→ TASK:
Repeat each entry below exactly.

Collection entries
******************************

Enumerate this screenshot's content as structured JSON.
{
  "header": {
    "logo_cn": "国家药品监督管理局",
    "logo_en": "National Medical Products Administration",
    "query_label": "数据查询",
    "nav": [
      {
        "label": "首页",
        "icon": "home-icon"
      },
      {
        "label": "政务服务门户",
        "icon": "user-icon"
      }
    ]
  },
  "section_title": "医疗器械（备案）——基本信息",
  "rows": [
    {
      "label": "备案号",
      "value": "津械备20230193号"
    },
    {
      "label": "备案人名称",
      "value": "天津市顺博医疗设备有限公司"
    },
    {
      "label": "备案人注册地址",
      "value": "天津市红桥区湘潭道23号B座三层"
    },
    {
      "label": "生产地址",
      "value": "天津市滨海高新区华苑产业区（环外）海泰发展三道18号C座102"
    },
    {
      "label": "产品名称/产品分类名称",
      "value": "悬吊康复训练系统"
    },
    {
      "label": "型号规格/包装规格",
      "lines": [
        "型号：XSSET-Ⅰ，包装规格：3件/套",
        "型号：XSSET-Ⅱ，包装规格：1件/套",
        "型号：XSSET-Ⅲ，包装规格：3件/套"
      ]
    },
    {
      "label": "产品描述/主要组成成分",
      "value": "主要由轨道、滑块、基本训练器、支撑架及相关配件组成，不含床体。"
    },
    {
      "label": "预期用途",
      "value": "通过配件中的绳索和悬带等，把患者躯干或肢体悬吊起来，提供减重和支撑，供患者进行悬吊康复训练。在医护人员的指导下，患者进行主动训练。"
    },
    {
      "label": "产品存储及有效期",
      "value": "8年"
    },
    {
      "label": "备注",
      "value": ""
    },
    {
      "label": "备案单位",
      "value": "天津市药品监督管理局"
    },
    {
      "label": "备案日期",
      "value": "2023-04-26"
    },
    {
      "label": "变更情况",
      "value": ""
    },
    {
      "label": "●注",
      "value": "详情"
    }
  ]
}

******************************

→ RESULT OF THE TASK:
Enumerate this screenshot's content as structured JSON.
{
  "header": {
    "logo_cn": "国家药品监督管理局",
    "logo_en": "National Medical Products Administration",
    "query_label": "数据查询",
    "nav": [
      {
        "label": "首页",
        "icon": "home-icon"
      },
      {
        "label": "政务服务门户",
        "icon": "user-icon"
      }
    ]
  },
  "section_title": "医疗器械（备案）——基本信息",
  "rows": [
    {
      "label": "备案号",
      "value": "津械备20230193号"
    },
    {
      "label": "备案人名称",
      "value": "天津市顺博医疗设备有限公司"
    },
    {
      "label": "备案人注册地址",
      "value": "天津市红桥区湘潭道23号B座三层"
    },
    {
      "label": "生产地址",
      "value": "天津市滨海高新区华苑产业区（环外）海泰发展三道18号C座102"
    },
    {
      "label": "产品名称/产品分类名称",
      "value": "悬吊康复训练系统"
    },
    {
      "label": "型号规格/包装规格",
      "lines": [
        "型号：XSSET-Ⅰ，包装规格：3件/套",
        "型号：XSSET-Ⅱ，包装规格：1件/套",
        "型号：XSSET-Ⅲ，包装规格：3件/套"
      ]
    },
    {
      "label": "产品描述/主要组成成分",
      "value": "主要由轨道、滑块、基本训练器、支撑架及相关配件组成，不含床体。"
    },
    {
      "label": "预期用途",
      "value": "通过配件中的绳索和悬带等，把患者躯干或肢体悬吊起来，提供减重和支撑，供患者进行悬吊康复训练。在医护人员的指导下，患者进行主动训练。"
    },
    {
      "label": "产品存储及有效期",
      "value": "8年"
    },
    {
      "label": "备注",
      "value": ""
    },
    {
      "label": "备案单位",
      "value": "天津市药品监督管理局"
    },
    {
      "label": "备案日期",
      "value": "2023-04-26"
    },
    {
      "label": "变更情况",
      "value": ""
    },
    {
      "label": "●注",
      "value": "详情"
    }
  ]
}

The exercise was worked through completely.